  • NSProCommandDescriptions.strings: Binary plist containing a single key (ChangeWindowLayout).
  • NSProCommandNames.strings: Binary plist containing a single key (ChangeWindowLayout).



Not sure what MIO stands for (maybe MediaIO or CoreMediaIO?) but seems to be something to do with the reading and processing of video & audio files. Possibly also has something to do with the controlling of FireWire DV devices?


Ozone looks like it's the Apple Motion render engine. This Framework is identical in both Final Cut Pro & Motion.
This framework is quite big in terms of file size as it contains things like Environment Map's and Physical Layer Assets (all in OpenEXR format).
It contains one internal Framework:

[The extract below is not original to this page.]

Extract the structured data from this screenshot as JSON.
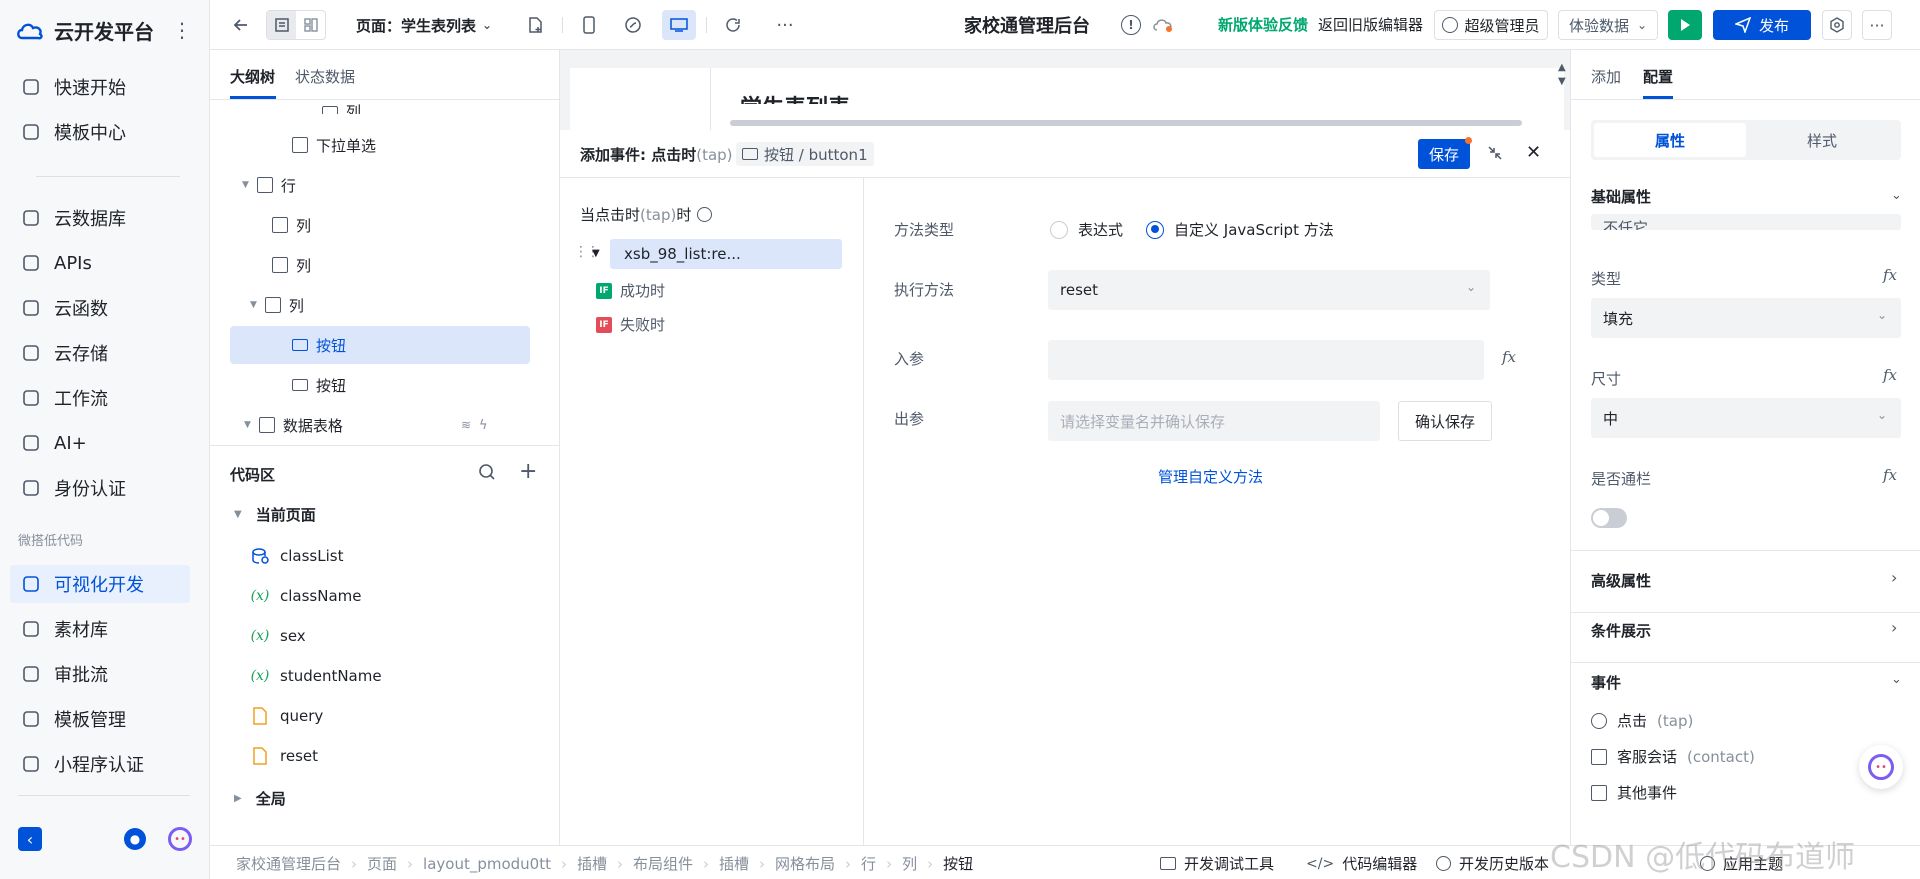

As the name suggests, this looks like a Framework that handles audio mixing.
It also contains several internal Plugins:
  • Behaviors.ozp
  • Navigator.ozp
  • Particles.ozp
  • Text.ozp


As the name suggests, this looks like the Plugin Manager for Final Cut Pro.
Interestingly, it contains a property list file called 6B9D8D3C-D3BF-4276-828F-2212D24B11CE.plist which contains a list of 3rd party plugins that can only run certain versions of the plugin on certain versions of Final Cut Pro.

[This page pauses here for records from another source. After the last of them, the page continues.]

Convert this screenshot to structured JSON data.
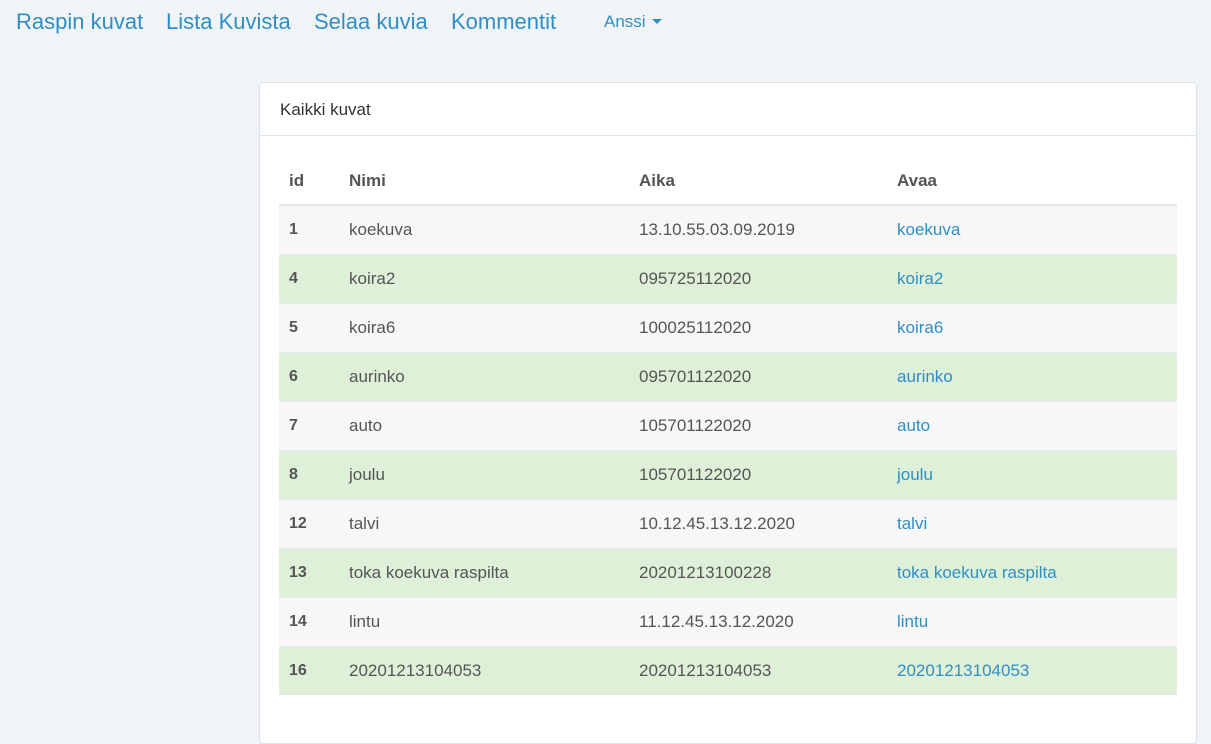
{
  "nav": {
    "links": [
      "Raspin kuvat",
      "Lista Kuvista",
      "Selaa kuvia",
      "Kommentit"
    ],
    "user": "Anssi"
  },
  "panel": {
    "title": "Kaikki kuvat"
  },
  "table": {
    "headers": [
      "id",
      "Nimi",
      "Aika",
      "Avaa"
    ],
    "rows": [
      {
        "id": "1",
        "name": "koekuva",
        "time": "13.10.55.03.09.2019",
        "link": "koekuva"
      },
      {
        "id": "4",
        "name": "koira2",
        "time": "095725112020",
        "link": "koira2"
      },
      {
        "id": "5",
        "name": "koira6",
        "time": "100025112020",
        "link": "koira6"
      },
      {
        "id": "6",
        "name": "aurinko",
        "time": "095701122020",
        "link": "aurinko"
      },
      {
        "id": "7",
        "name": "auto",
        "time": "105701122020",
        "link": "auto"
      },
      {
        "id": "8",
        "name": "joulu",
        "time": "105701122020",
        "link": "joulu"
      },
      {
        "id": "12",
        "name": "talvi",
        "time": "10.12.45.13.12.2020",
        "link": "talvi"
      },
      {
        "id": "13",
        "name": "toka koekuva raspilta",
        "time": "20201213100228",
        "link": "toka koekuva raspilta"
      },
      {
        "id": "14",
        "name": "lintu",
        "time": "11.12.45.13.12.2020",
        "link": "lintu"
      },
      {
        "id": "16",
        "name": "20201213104053",
        "time": "20201213104053",
        "link": "20201213104053"
      }
    ]
  },
  "colors": {
    "link": "#2f8fc4",
    "background": "#f0f4f7",
    "row_success": "#dff0d8",
    "row_stripe": "#f7f7f7"
  }
}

I'm not exactly sure what this Framework is, but given it contains a whole bunch of files such as:
  • BlueNoise1.tiff, BlueNoise2.tiff, BlueNoise3.tiff
  • GaussianNoise1.tiff, GaussianNoise2.tiff, GaussianNoise3.tiff
  • PinkNoise1.tiff, PinkNoise2.tiff, PinkNoise3.tiff
  • TVStatic1.tiff, TVStatic2.tiff, TVStatic3.tiff
  • WhiteNoise1.tiff, WhiteNoise2.tiff, WhiteNoise3.tiff
...and the fact it's called "ProAppsFxSupport", one can only assume it's a support library for some of the internal effects Apple's ProApp's take advantage of.
This Framework also exists in Motion.


A shared Framework between Motion & Final Cut Pro, I assume this is something to do with colour processing.


Another shared Framework between Motion & Final Cut Pro, I believe this Framework also has to do with colour processing - such as blend modes, and colour space conversion.


I believe this Framework contains the Curve Editor used by Apple Motion.


The Framework that handles the OpenGL processing. I believe this creates an NSOpenGLContext (i.e. an object that represents an OpenGL graphics context, into which all OpenGL calls are rendered).


A shared Framework between Motion & Final Cut Pro, I assume this is something to do with graphics processing.


The Inspector UI used by Motion.


This Framework looks like it handles support for things like RAW images and OpenEXR. It looks like it uses Metal 1.0.


This looks like Motion's Framework for handling On-screen Controls.
It looks like it's doing processing on the GPU using the OpenGL Shading Language.
It has several .glsl files inside:
  • GammaLineFragment.glsl
  • RGBBackgroundFragment.glsl
  • RGBForegroundFragment.glsl
  • RGBMaskFillBackgroundFragment.glsl
  • RGBMaskFillForegroundFragment.glsl
  • RGBMaskFillVertex.glsl
  • RGBVertex.glsl
  • ShapeDashFragment.glsl
  • ShapeDashVertex.glsl
  • ShapeSmoothFragment.glsl
  • ShapeSmoothVertex.glsl


Motion's framework for handling Shapes.
Looks like it uses Metal 1.0, and makes uses of the Helium Renderer.


Looks like it's used by Motion to do some kind of complex retiming algorithm's.


STALGO is an industrial-strength C++ software package for computing straight skeletons and mitered offset-curves.


This Framework just looks like it's mainly a collection of UI images used by both Motion and Final Cut Pro.


Text Tools used by both Motion & Final Cut Pro.
Looks like it uses Metal 1.0.


TimeLineKit Event Dispatcher.
This looks like it's the "backend" to the magnetic timeline - i.e. the framework that translates user interactions (such as mouse clicks and drags) to actions with Final Cut Pro's timeline.
It looks like you register "events" for the timeline, and this Framework handles these requests.


The TimeLineKit Framework. This is the Framework that makes up the Magnetic Timeline, and also the timelines for iMovie & Motion.
It contains a bunch of .caar files, which are binary plists.
The CornerRadius.plist file allows you to adjust the corner radius of clips in the timeline.
I believe filenames that say "SimpleMode" refer to iMovie.


I think this is the Framework that communicates with AV Foundations, CoreMedia, and handles video decoding, codecs, etc.